Jurisdiction and judgments are inextricably linked together. Nigerian litigants should now be concerned about how Nigerian judgments would fare in other African countries. Our jurisdictional laws need to be standardised to work in harmony with those of foreign countries. Recent decisions indicate that Nigerian courts still apply local venue rules – designed to determine which judicial division should hear a matter (for geographical and administrative convenience) within a State in Nigeria – to determine jurisdiction in matters involving foreign element; consider taking steps to release property as submission; may even exercise jurisdiction based on temporary presence (Okoli, 2020a; Okoli, 2020b; Bamodu, 1995; Olaniyan, 2012; Yekini, 2013). It is doubtful if judgments from these jurisdictional grounds will be respected in other African countries, the majority of whose legal systems are not rooted in common law. In the same vein, Nigerian courts will recognise and enforce judgments from other African countries notwithstanding that Nigeria has not extended its statutory enforcement scheme to most African countries (Yekini, 2017). Nigerian judgments may not receive similar treatment in other African states as our reciprocal statute can be misconstrued to mean that their judgments are not enforceable in Nigeria without a treaty. Nigerian government should either discard the reciprocity requirement or conclude a treaty with other African states to guarantee the enforcement of Nigerian judgments abroad.
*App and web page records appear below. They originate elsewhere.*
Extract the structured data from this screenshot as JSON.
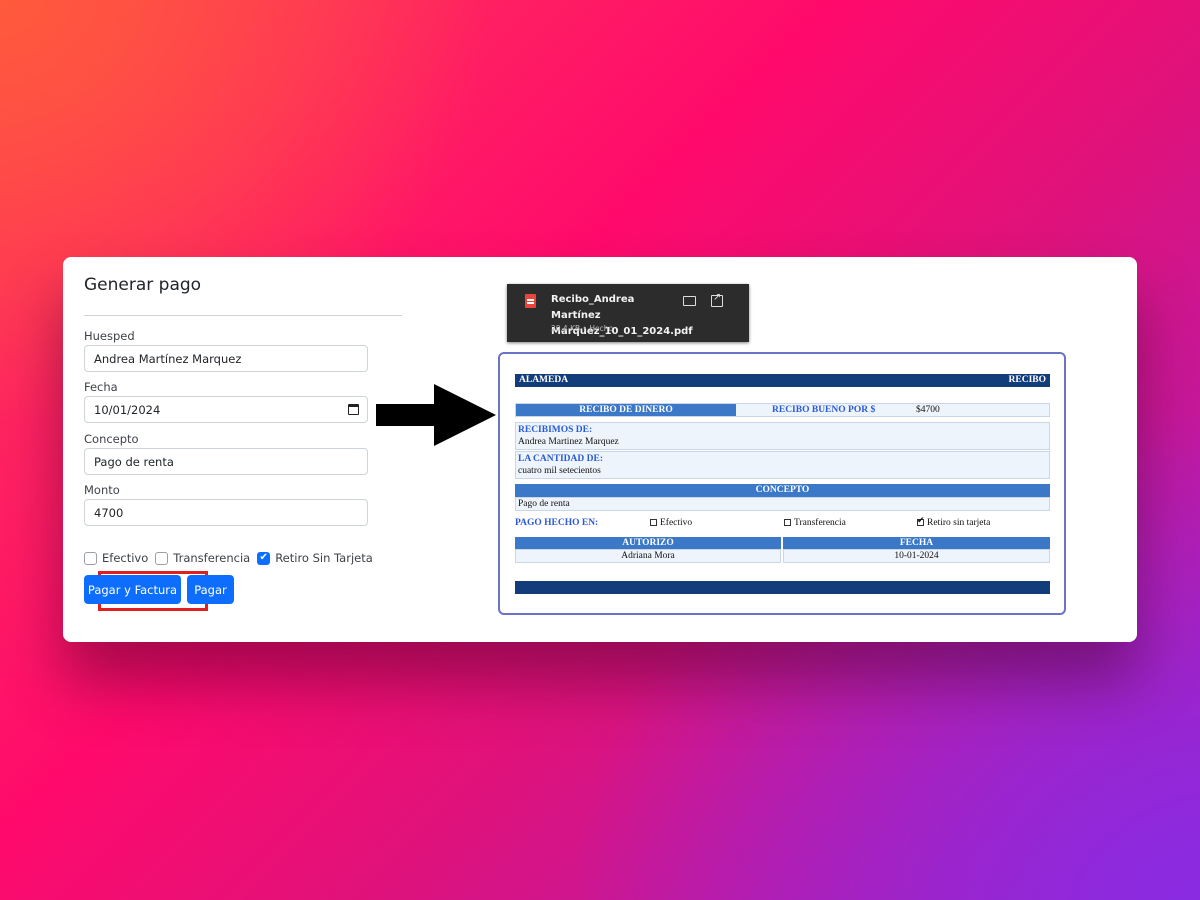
{
  "form": {
    "title": "Generar pago",
    "huesped_label": "Huesped",
    "huesped_value": "Andrea Martínez Marquez",
    "fecha_label": "Fecha",
    "fecha_value": "10/01/2024",
    "concepto_label": "Concepto",
    "concepto_value": "Pago de renta",
    "monto_label": "Monto",
    "monto_value": "4700",
    "checks": [
      {
        "label": "Efectivo",
        "checked": false
      },
      {
        "label": "Transferencia",
        "checked": false
      },
      {
        "label": "Retiro Sin Tarjeta",
        "checked": true
      }
    ],
    "btn_pagar_factura": "Pagar y Factura",
    "btn_pagar": "Pagar"
  },
  "download": {
    "filename": "Recibo_Andrea Martínez Marquez_10_01_2024.pdf",
    "meta": "20,4 KB • Hecho"
  },
  "receipt": {
    "brand": "ALAMEDA",
    "header_right": "RECIBO",
    "recibo_de_dinero": "RECIBO DE DINERO",
    "recibo_bueno_por": "RECIBO BUENO POR $",
    "amount": "$4700",
    "recibimos_label": "RECIBIMOS DE:",
    "recibimos_value": "Andrea Martinez Marquez",
    "cantidad_label": "LA CANTIDAD DE:",
    "cantidad_value": "cuatro mil setecientos",
    "concepto_header": "CONCEPTO",
    "concepto_value": "Pago de renta",
    "pago_hecho_label": "PAGO HECHO EN:",
    "options": [
      {
        "label": "Efectivo",
        "checked": false
      },
      {
        "label": "Transferencia",
        "checked": false
      },
      {
        "label": "Retiro sin tarjeta",
        "checked": true
      }
    ],
    "autorizo_header": "AUTORIZO",
    "fecha_header": "FECHA",
    "autorizo_value": "Adriana Mora",
    "fecha_value": "10-01-2024"
  },
  "colors": {
    "primary_button": "#0d6efd",
    "highlight_border": "#e0201f",
    "receipt_dark_blue": "#123c7a",
    "receipt_mid_blue": "#3b78c8"
  }
}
Boosting investors’ confidence requires some assurances from the Nigerian government for the respect of rule of law. The government’s rating is not too encouraging in this regard. In its 2020 Rule of Law Index, the World Justice Project ranked Nigeria 108 out of 128 countries surveyed (World Justice Project, 2020). This should not surprise practitioners from Nigeria. For instance, the Nigerian government does have regard for ECOWAS judgments although court sits in Abuja, Nigeria’s Federal Capital Territory. Such judgments are hardly recognised and enforced thereby contravening art 15(4) of the ECOWAS Revised Treaty which stipulates that judgments of the court shall be binding on Member States (Adigun, 2019).
Lastly, AfCFTA should spark the interest of Nigerian practitioners, judges, academia, policymakers and other stakeholders in private international law matters. Nigeria cannot afford to be a spectator in the scheme of things. It should leverage on its status in Africa to drive an Afrocentric and global private international law agenda. More awareness should be created for the subject in the universities. Government and the business community should fund various programmes and research on the impact of AfCFTA, and subsequent frameworks that will be rolled out to drive AfCFTA, on the Nigerian legal system, its economy and people.
Abubakri Yekini is a Lecturer at Lagos State University, Nigeria.